Bellamy’s shares have surged by more than 50 per cent after the infant formula maker announced it had entered into a $1.5 billion takeover scheme with the China Mengniu Dairy Company.
The ASX-listed infant formula maker on Monday urged shareholders to back a scheme worth $13.25 cash per share, which represents a 59 per cent premium to last week’s closing price of $8.32.
The market opened a short time later and Bellamy’s shares shot up by 56 per cent to a near 14-month high $12.98 in early trade.
Mengniu’s approach came after Bellamy’s – a one-time market darling – faced mounting challenges from regulatory delays as China cracked down on imports.
Mengniu chief executive Jeffrey Lu Minfang said Bellamy’s organic brand position, local operation and supply chain were critical to the bid.
“Our sales growth ambitions for Bellamy’s in Australia, and the broader Asia Pacific region, will see investment in the local dairy industry to ensure the required capacity is in place to achieve these plans.”
China Mengniu Dairy will buy Bellamy’s Australia for A$1.5 billion ($1 billion), offering a 59% premium for the infant formula-maker.
— Bloomberg (@business) September 16, 2019
Bellamy’s shares were last worth $13.25 in July 2018, with the price eroding over the past 12 months as delays in Chinese regulatory approval hit sales of infant formula.
The shares were worth as much as $11.96 in April after Bellamy’s secured three Chinese approvals for its non-organic branded formula, but the company is still waiting on backing from China’s State Administration for Market Regulations to sell organic formula.
The delays weighed on Bellamy’s full-year results last month, with full-year profit halved and a medium-term revenue target pushed out past FY21.
Bellamy’s chief executive Andrew Cohen admitted the regulatory environment had been challenging over the past couple of years but denied the Mengniu takeover would fast-track the SAMR process.
“I don’t think this owner would change the likelihood of achieving this licence or when it would be achieved,” Mr Cohen said on Monday.
“I will point out that many [companies] are awaiting their licences… including Chinese businesses.”
A2 Milk was the first Australian producer to achieve the equivalent of SAMR registration in September 2017 – a development that preceded a near tripling of the company’s share price to a record high of $17.30 in July.
A2 Milk shares were 4.43 per cent higher at $13.66 at 11am (AEST) on Monday.
Fellow ASX infant formula companies Bubs and Wattle Health have sought to boost their chances of SAMR registration this year by purchasing Chinese-approved processing and packing facilities, though both are still to get the final nod.

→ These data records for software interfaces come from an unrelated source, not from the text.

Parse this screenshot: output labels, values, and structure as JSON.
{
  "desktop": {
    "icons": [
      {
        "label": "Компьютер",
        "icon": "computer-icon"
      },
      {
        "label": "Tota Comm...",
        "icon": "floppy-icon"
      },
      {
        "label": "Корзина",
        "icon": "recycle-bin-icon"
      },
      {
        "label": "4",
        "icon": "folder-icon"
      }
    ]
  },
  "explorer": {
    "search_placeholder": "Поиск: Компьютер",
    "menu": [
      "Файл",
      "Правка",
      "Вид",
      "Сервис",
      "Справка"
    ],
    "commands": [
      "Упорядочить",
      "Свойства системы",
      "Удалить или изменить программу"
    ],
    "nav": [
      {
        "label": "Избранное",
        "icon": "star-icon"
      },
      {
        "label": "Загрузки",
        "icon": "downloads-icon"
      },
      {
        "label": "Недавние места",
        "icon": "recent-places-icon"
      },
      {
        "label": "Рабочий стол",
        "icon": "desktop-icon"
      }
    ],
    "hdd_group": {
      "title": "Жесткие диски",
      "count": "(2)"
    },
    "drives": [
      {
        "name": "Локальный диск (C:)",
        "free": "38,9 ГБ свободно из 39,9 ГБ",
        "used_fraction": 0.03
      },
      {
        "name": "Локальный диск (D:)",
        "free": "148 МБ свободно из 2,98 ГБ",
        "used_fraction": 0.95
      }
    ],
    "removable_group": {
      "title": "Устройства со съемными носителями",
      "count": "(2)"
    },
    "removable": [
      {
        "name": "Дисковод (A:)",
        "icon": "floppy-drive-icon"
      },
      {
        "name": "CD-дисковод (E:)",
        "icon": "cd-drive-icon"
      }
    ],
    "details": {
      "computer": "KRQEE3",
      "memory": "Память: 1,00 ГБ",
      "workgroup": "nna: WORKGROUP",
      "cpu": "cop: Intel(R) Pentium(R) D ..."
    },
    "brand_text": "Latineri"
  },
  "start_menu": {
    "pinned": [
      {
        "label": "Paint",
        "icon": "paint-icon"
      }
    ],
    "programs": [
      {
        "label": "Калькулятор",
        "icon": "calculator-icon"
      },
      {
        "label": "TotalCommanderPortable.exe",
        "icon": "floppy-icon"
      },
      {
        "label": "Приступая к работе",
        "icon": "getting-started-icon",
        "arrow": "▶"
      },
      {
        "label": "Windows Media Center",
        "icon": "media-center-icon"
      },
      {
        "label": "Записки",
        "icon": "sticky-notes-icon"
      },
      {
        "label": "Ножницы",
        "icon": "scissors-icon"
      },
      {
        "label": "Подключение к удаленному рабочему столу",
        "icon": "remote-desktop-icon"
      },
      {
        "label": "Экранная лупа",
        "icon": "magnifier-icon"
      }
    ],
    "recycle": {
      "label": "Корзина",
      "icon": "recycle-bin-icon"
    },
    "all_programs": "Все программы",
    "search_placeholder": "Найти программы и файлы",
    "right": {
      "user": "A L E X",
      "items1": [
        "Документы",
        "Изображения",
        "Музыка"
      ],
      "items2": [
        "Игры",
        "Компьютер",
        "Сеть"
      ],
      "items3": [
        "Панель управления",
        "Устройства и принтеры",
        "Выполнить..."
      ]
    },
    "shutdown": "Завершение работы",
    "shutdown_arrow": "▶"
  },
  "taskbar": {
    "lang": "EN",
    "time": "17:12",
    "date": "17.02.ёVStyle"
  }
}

Mr Cohen also said Mengniu was “an ideal partner for [the] business” and offered “a strong platform for distribution and success in China, and a foundation for growth in the organic dairy and food industry in Australia”.
The bid comprises $12.65 in cash per share from Mengniu and a fully franked 60 cent special dividend paid by Bellamy’s prior to implementation of the scheme.
Bellamy’s deputy chair John Murphy said the board unanimously concluded the scheme was is in the best interests of shareholders.
The takeover would be subject to approvals including by the Foreign Investment Review Board and relevant courts.
“We’re in the process with FIRB, we’re feeling very positive, but we don’t want to get ahead of the process,” Mr Murphy said.
Shares in Bellamy’s were still worth $12.94 at 1035 AEST, an increase of $4.62 or 55.59 per cent on Friday’s close.
Mengniu announced in July it was offloading its 51 per cent stake in dairy manufacturing unit Shijiazhuang Junlebao Dairy Co for 4.01 billion yuan ($A850 million) in a bid to refocus on its core businesses and the expansion of premium dairy products.